Eating more nutritious, plant-based foods is heart-healthy at any age, according to a long-term study published in the Journal of the American Heart Association.
A 30-year follow-up study recorded that plant-based diet have a lower risk of heart disease in middle age and a separate study with a 15-year follow-up indicated that the ‘Portfolio Diet,’ which includes more plant-based foods that have been known to decrease cholesterol, is linked to a lower risk of cardiovascular disease in postmenopausal women.

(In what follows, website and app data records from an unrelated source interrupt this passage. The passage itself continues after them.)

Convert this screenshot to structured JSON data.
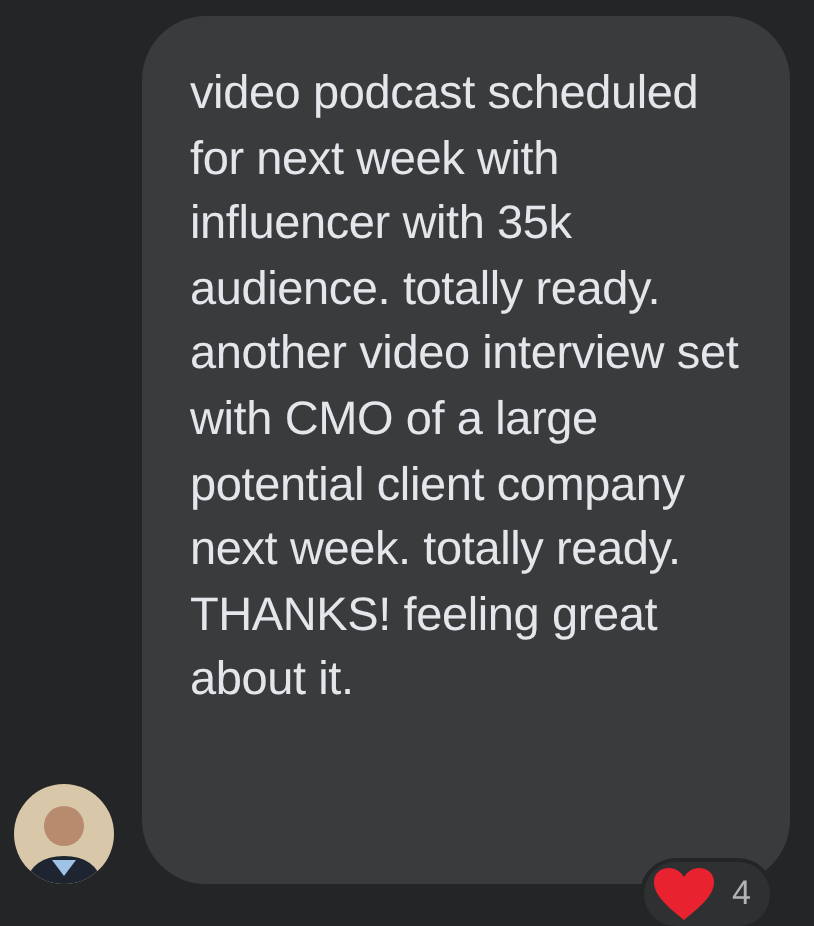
{
  "message": {
    "text": "video podcast scheduled for next week with influencer with 35k audience. totally ready. another video interview set with CMO of a large potential client company next week. totally ready. THANKS! feeling great about it.",
    "reaction": {
      "count": "4"
    }
  }
}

One of the studies, titled “A Plant-Centered Diet and Risk of Incident Cardiovascular Disease during Young to Middle Adulthood,” by Dr. Yuni Choi, a researcher in the division of epidemiology and community health at the University of Minnesota School of Public Health in Minneapolis evaluated whether long-term consumption of a plant-centered diet and a shift toward a plant-centered diet starting in young adulthood is associated with a lower risk of cardiovascular disease in midlife.

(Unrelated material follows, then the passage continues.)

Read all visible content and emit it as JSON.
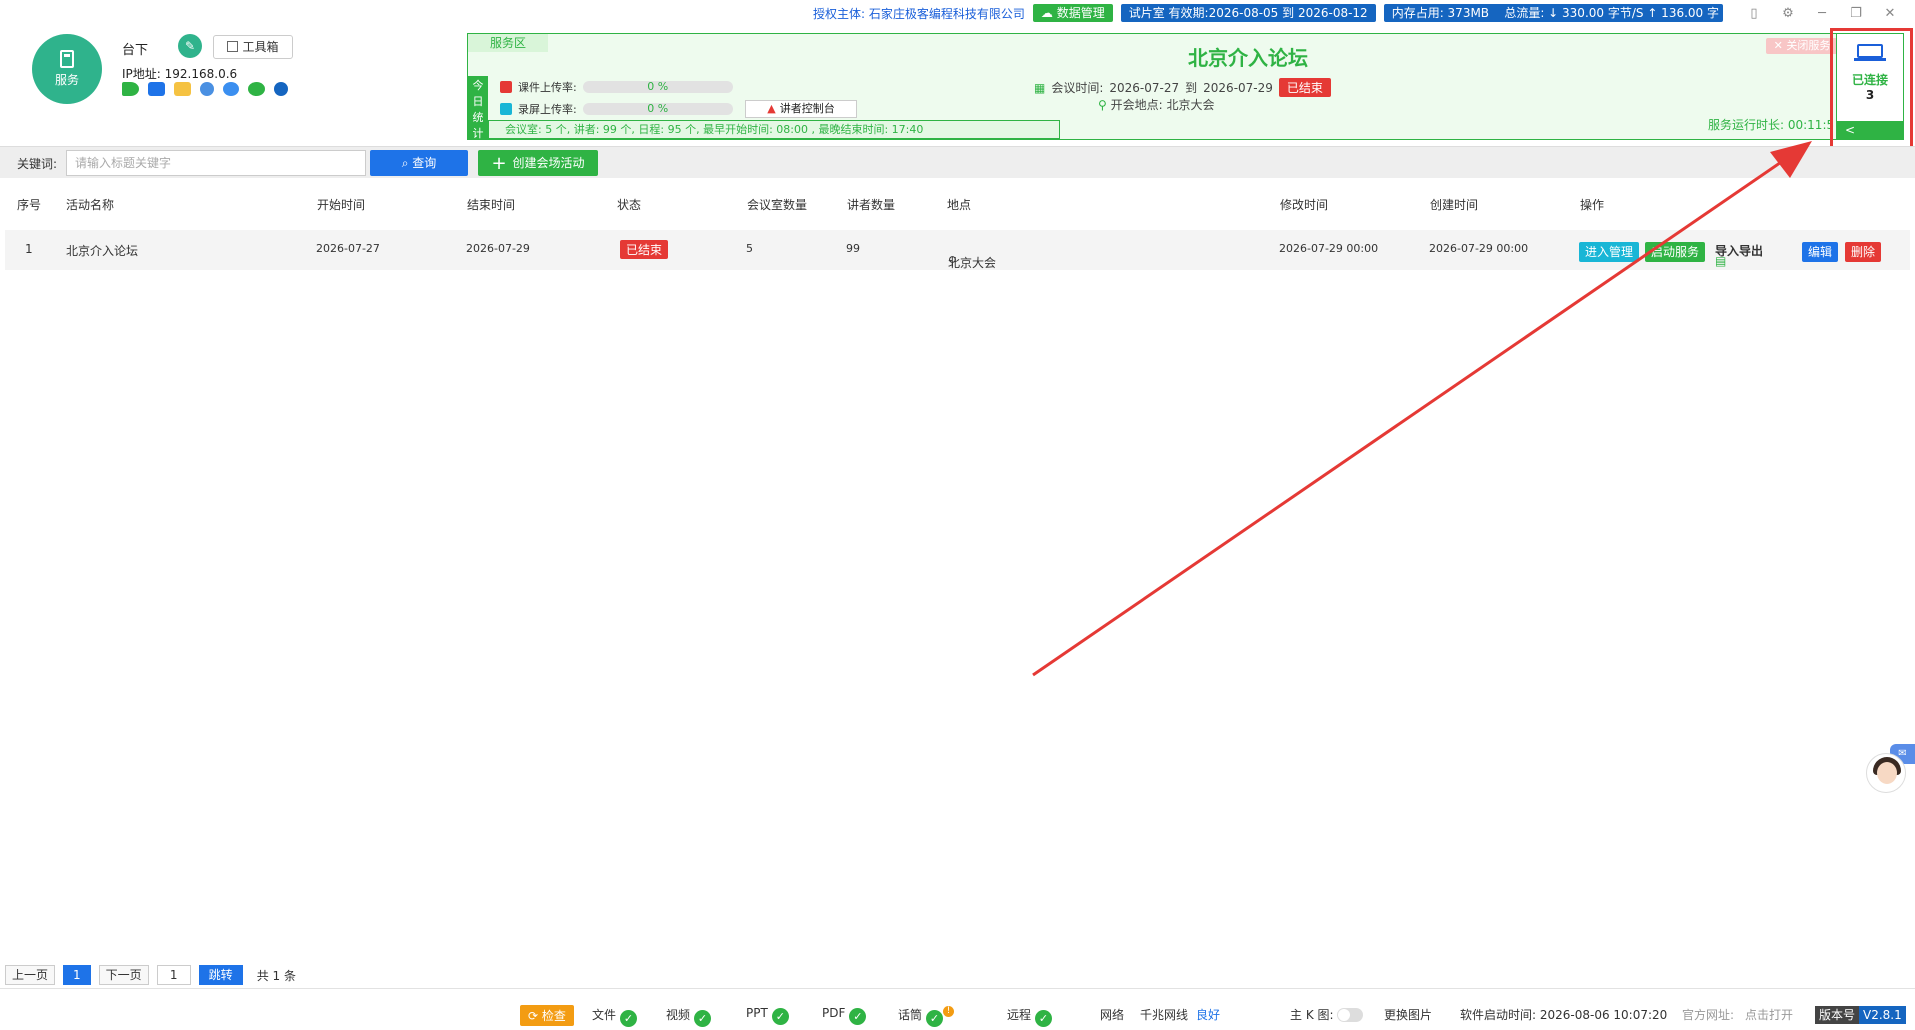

Choi and colleagues examined diet and the occurrence of heart disease in 4,946 adults aged 18 to 30 years enrolled in the Coronary Artery Risk Development in Young Adults (CARDIA) study who were free of cardiovascular disease at that time.
A total of 2,509 Black adults and 2,437 white adults (54.9 percent women overall) took part in the study, which was further broken down by educational level (equivalent to more than high school vs. high school or less). From 1987-88 to 2015-16, participants received eight follow-up tests that included lab testing, physical measurements, medical histories, and a lifestyle assessment.

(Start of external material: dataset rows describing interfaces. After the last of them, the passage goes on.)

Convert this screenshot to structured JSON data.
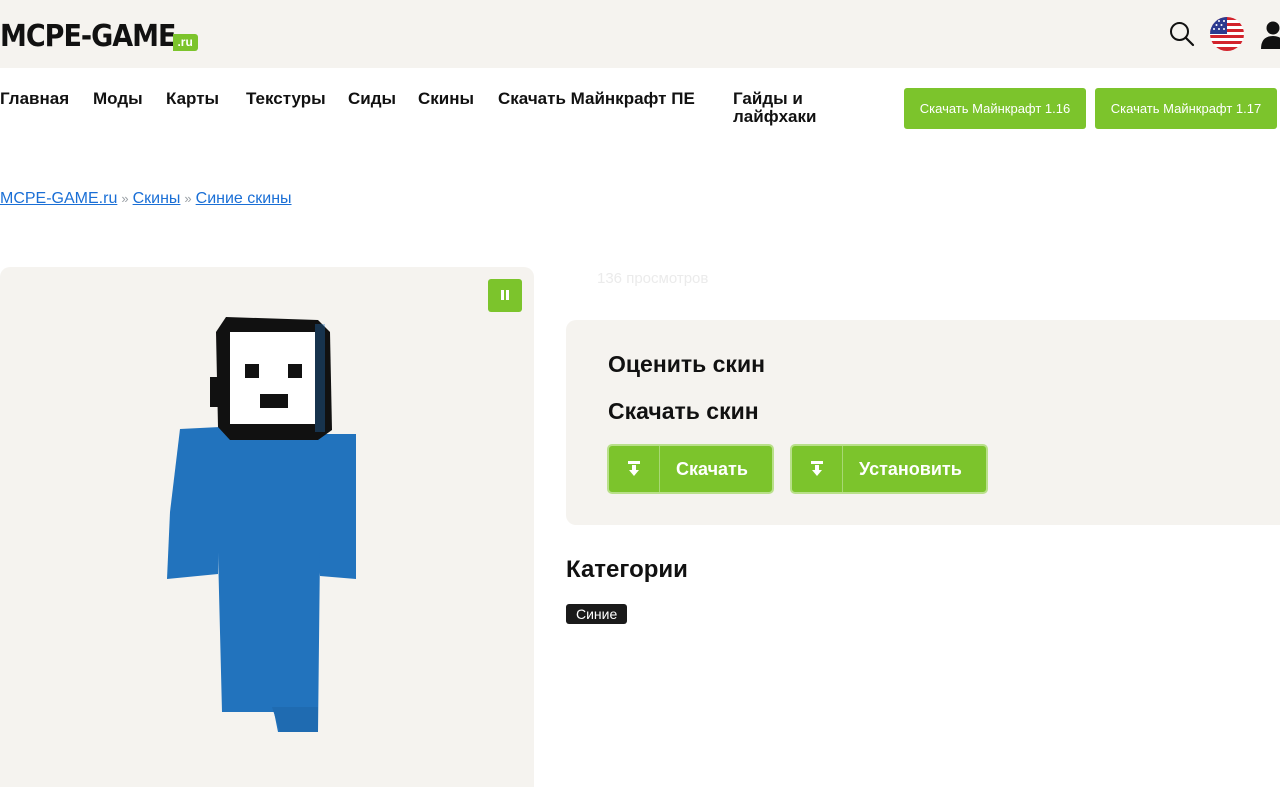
{
  "header": {
    "logo_text": "MCPE-GAME",
    "logo_tld": ".ru",
    "icons": [
      "search-icon",
      "us-flag-icon",
      "user-icon"
    ]
  },
  "nav": {
    "items": [
      {
        "label": "Главная"
      },
      {
        "label": "Моды"
      },
      {
        "label": "Карты"
      },
      {
        "label": "Текстуры"
      },
      {
        "label": "Сиды"
      },
      {
        "label": "Скины"
      },
      {
        "label": "Скачать Майнкрафт ПЕ"
      },
      {
        "label": "Гайды и лайфхаки"
      }
    ],
    "buttons": [
      {
        "label": "Скачать Майнкрафт 1.16"
      },
      {
        "label": "Скачать Майнкрафт 1.17"
      }
    ]
  },
  "breadcrumb": {
    "items": [
      "MCPE-GAME.ru",
      "Скины",
      "Синие скины"
    ],
    "separator": "»"
  },
  "preview": {
    "pause_icon": "pause-icon",
    "skin_colors": {
      "body": "#2273bd",
      "hair": "#111111",
      "face": "#ffffff"
    }
  },
  "stats": {
    "views": "136 просмотров"
  },
  "actions": {
    "rate_title": "Оценить скин",
    "download_title": "Скачать скин",
    "download_button": "Скачать",
    "install_button": "Установить"
  },
  "categories": {
    "title": "Категории",
    "tags": [
      "Синие"
    ]
  },
  "colors": {
    "accent": "#7cc42c",
    "link": "#1a6fd6",
    "panel_bg": "#f5f3ef"
  }
}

The food groups were classified into beneficial foods (such as fruits, vegetables, beans, nuts and whole grains); adverse foods (such as fried potatoes, high-fat red meat, salty snacks, pastries and soft drinks); and neutral foods (such as potatoes, refined grains, lean meats and shellfish) based on their known association with cardiovascular disease.
Participants with higher scores ate a variety of healthy foods, while those with lower scores ate more unhealthy foods. In general, higher numbers indicated a nutrient-dense, plant-based diet.
In another study, “Relationship Between a Plant-Based Dietary Portfolio and Risk of Cardiovascular Disease: Findings from the Women’s Health Initiative (WHI) Prospective Cohort Study,” researchers, in collaboration with WHI investigators led by Dr. Simin Liu, M.D., Ph.D., at Brown University, evaluated whether or not diets that included a dietary portfolio of plant-based foods for lowering “bad” cholesterol levels known as the “Portfolio Diet” were associated with fewer cardiovascular disease events in a large group of postmenopausal women.
The “Portfolio Diet” includes nuts, soy, beans or tofu, viscous soluble fiber from oats, barley, ladies finger, eggplant, oranges, apples and berries, and reduced consumption of saturated fats and dietary cholesterol.
The study involved 123,330 women in the US who participated in the Women’s Health Initiative, a long-term study looking at risk factors, prevention and early detection of severe health issues in postmenopausal women.
Women with the closest alignment were 11 percent less likely to acquire any type of Cardiovascular Disease (CVD), 14 percent less likely to develop coronary heart disease, and 17 percent less likely to develop heart failure than women who followed the Portfolio Diet less frequently. Further, there was no association between following the Portfolio Diet more closely and the occurrence of stroke or atrial fibrillation.